▸ **What to work on**: For the entries below, work out how many lines include the string "JSON", then write only that number.

▸ **Data extracts**:
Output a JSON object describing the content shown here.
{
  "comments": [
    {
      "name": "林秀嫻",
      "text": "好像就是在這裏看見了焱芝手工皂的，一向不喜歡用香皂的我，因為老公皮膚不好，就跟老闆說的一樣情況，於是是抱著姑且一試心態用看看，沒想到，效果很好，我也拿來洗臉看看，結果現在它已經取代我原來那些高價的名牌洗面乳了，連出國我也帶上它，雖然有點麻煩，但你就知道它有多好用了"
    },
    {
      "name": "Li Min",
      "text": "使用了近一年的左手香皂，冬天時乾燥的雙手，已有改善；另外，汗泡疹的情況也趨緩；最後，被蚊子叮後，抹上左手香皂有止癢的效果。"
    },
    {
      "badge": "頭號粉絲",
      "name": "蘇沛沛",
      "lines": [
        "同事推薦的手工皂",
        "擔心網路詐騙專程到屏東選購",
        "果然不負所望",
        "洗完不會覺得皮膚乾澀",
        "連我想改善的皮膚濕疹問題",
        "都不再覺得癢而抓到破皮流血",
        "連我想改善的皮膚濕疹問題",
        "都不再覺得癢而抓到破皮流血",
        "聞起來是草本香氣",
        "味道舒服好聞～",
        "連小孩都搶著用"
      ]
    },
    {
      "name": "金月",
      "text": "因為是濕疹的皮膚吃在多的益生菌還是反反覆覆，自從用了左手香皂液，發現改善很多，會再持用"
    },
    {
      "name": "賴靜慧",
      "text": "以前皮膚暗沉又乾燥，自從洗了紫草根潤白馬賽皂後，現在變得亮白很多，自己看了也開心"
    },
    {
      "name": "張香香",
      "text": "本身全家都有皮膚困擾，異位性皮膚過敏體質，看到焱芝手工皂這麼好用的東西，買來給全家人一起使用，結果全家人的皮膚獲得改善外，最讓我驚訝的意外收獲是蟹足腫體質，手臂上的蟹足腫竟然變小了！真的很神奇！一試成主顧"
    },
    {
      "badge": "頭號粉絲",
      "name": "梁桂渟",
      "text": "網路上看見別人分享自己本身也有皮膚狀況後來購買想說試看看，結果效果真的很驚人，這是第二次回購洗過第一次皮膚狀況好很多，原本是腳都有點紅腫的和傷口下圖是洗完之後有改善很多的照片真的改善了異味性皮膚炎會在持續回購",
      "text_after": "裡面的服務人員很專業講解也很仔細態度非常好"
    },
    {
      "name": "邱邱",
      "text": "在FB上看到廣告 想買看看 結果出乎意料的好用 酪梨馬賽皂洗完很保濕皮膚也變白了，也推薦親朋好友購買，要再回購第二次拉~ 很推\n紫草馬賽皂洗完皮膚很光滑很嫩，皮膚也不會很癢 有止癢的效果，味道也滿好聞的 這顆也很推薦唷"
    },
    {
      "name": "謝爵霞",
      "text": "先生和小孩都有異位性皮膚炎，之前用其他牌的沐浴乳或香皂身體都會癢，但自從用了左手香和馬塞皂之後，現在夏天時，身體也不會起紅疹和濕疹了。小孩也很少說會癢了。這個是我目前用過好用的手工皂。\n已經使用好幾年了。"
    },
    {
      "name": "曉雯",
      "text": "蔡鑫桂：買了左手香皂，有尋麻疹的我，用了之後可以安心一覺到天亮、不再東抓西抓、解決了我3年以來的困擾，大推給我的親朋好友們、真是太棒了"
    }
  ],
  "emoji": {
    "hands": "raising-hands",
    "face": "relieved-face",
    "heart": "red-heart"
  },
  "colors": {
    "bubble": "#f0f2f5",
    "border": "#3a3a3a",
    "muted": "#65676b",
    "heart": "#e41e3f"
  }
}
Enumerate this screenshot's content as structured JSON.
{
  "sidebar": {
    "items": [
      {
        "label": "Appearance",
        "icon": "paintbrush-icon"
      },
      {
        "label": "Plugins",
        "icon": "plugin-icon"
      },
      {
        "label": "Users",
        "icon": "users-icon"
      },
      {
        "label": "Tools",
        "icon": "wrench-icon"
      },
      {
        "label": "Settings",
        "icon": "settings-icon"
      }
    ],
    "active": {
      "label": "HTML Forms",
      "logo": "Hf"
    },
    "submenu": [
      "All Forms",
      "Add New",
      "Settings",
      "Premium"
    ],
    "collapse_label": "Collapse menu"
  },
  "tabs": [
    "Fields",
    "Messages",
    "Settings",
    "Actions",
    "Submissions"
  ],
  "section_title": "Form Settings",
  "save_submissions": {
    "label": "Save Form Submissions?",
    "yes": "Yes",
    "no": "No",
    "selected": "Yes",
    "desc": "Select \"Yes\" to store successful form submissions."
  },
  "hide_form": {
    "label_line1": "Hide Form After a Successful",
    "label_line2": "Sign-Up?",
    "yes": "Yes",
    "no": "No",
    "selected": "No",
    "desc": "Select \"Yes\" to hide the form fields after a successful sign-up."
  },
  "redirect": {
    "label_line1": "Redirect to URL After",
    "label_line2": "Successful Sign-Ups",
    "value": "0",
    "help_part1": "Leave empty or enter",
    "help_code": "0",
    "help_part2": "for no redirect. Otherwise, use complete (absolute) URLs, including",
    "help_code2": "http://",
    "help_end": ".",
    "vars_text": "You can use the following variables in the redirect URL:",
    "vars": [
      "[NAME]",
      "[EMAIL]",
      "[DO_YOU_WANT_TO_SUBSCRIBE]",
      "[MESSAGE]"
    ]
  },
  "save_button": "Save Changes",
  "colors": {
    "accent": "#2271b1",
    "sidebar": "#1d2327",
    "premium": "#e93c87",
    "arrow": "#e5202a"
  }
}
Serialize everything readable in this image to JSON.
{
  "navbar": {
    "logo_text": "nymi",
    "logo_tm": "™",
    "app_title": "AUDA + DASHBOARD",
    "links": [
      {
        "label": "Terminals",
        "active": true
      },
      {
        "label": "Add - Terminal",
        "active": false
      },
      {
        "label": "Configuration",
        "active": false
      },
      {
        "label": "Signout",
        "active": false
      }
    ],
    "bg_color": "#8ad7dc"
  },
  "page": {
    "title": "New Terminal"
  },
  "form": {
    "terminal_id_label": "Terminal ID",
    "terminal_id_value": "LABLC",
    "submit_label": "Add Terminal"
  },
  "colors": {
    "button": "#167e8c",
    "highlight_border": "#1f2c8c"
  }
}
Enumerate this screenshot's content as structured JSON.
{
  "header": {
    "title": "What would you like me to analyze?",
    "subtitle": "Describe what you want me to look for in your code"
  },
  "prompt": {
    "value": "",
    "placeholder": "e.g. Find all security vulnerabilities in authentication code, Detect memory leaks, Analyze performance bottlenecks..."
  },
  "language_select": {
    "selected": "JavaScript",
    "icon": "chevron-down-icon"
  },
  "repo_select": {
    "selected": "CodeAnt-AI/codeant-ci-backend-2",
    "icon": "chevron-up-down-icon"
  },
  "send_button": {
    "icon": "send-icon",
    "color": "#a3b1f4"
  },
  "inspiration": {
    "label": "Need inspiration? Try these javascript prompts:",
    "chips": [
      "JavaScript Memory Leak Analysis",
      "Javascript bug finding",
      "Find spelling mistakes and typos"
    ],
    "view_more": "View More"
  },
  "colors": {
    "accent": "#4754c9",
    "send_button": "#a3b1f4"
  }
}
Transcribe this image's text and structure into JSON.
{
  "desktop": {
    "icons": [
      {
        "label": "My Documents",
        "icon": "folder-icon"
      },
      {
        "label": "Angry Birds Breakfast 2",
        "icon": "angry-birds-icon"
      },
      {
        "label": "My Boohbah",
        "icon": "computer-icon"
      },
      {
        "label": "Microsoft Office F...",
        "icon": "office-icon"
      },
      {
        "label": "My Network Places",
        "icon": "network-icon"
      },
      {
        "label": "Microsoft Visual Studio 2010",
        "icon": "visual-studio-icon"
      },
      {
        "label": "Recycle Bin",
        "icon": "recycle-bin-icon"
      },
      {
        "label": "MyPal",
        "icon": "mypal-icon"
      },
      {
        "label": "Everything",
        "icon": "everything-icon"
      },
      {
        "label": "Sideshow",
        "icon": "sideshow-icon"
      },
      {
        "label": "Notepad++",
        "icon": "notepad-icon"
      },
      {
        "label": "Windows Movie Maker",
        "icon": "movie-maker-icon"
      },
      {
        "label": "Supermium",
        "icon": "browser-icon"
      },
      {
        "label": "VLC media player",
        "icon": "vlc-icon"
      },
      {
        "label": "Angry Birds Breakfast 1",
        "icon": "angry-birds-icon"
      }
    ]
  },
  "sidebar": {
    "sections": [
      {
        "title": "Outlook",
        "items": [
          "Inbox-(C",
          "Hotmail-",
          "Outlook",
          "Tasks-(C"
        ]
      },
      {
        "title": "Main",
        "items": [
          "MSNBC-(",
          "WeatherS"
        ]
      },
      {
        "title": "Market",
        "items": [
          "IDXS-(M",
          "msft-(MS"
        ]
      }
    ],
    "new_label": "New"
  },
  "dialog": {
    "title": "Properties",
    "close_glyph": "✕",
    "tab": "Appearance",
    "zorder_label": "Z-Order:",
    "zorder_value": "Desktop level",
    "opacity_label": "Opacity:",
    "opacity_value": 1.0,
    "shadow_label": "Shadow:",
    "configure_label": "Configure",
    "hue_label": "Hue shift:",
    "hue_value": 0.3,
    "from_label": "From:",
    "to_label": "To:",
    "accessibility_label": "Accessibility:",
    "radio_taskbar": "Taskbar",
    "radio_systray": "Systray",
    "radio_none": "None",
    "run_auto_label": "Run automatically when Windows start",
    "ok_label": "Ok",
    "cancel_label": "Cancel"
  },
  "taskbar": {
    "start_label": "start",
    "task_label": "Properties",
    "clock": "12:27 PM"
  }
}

▸ **Answer box**: 5